For access to budget books and additional budget information click here.
Revenue that offsets tax increases
The city benefits from increased revenue sources. This revenue is already built into the base budget assumptions above.
Increased revenue from transit fare revenue due to increased ridership, rental and programming revenue from fee increases ranging from 1-5%, increase in planning & building revenues
Supplementary taxes of $1.35m
These are new taxpayers being assessed by MPAC and beginning to pay. MPAC is aiming to provide assessment of new buildings within 6 months of occupancy.
.87% increase in taxes from new taxpayers, and increases to property values.
Additional costs are offset by a 1% increase in non-tax revenues, including increased fees for planning & building, increased transit revenue (above), increased rental and programming revenue in parks and recreation, increased recoveries under the Regional Road Maintenance Agreement.
Additional non-tax sources of revenue include investment earnings, penalties and interest, grants and subsidies from upper levels of government.
Retained savings and reserve funds
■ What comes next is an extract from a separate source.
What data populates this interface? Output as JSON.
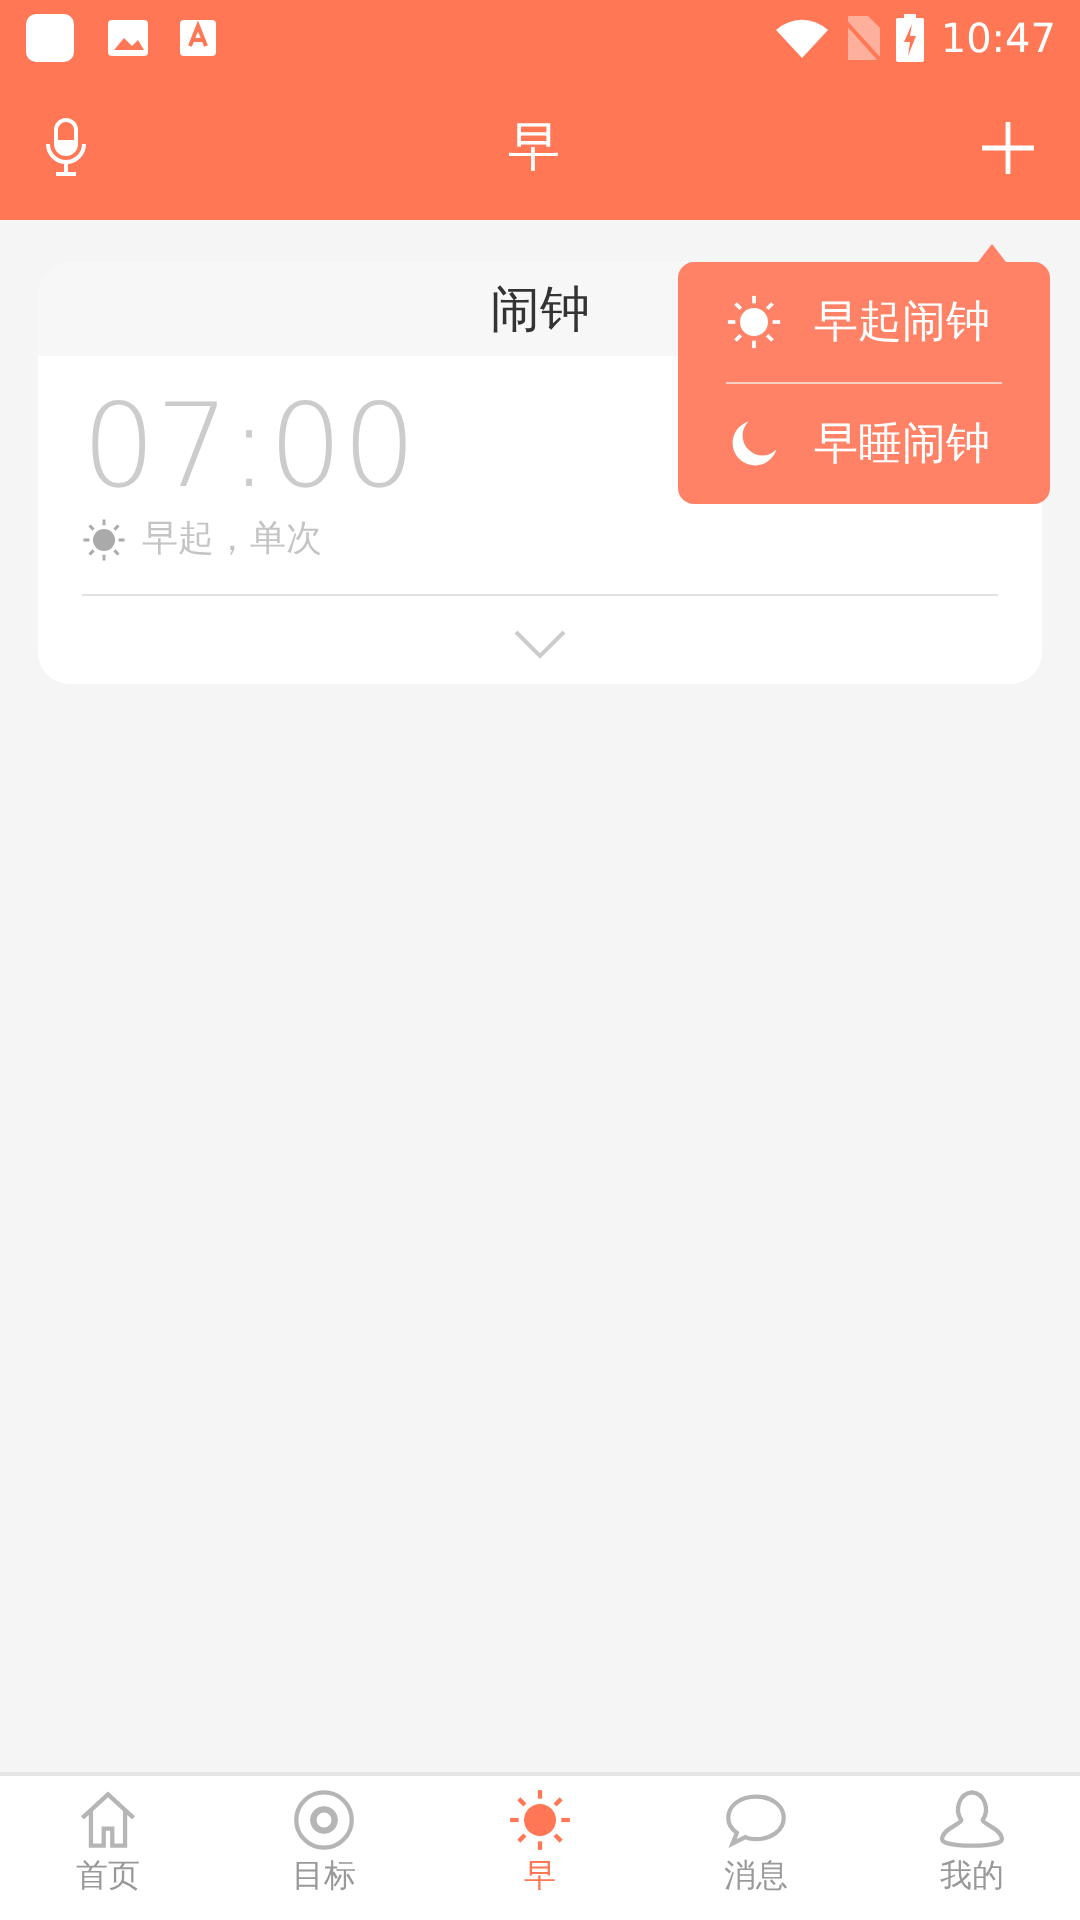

Staff are projecting $3-4m in retained savings from last year’s budget (report to follow in February); they are further recommending that $1.1m of this go into the tax rate stabilization fund. Drawing from this fund will be used to offset tax increases due to additional spending this year by roughly 1%.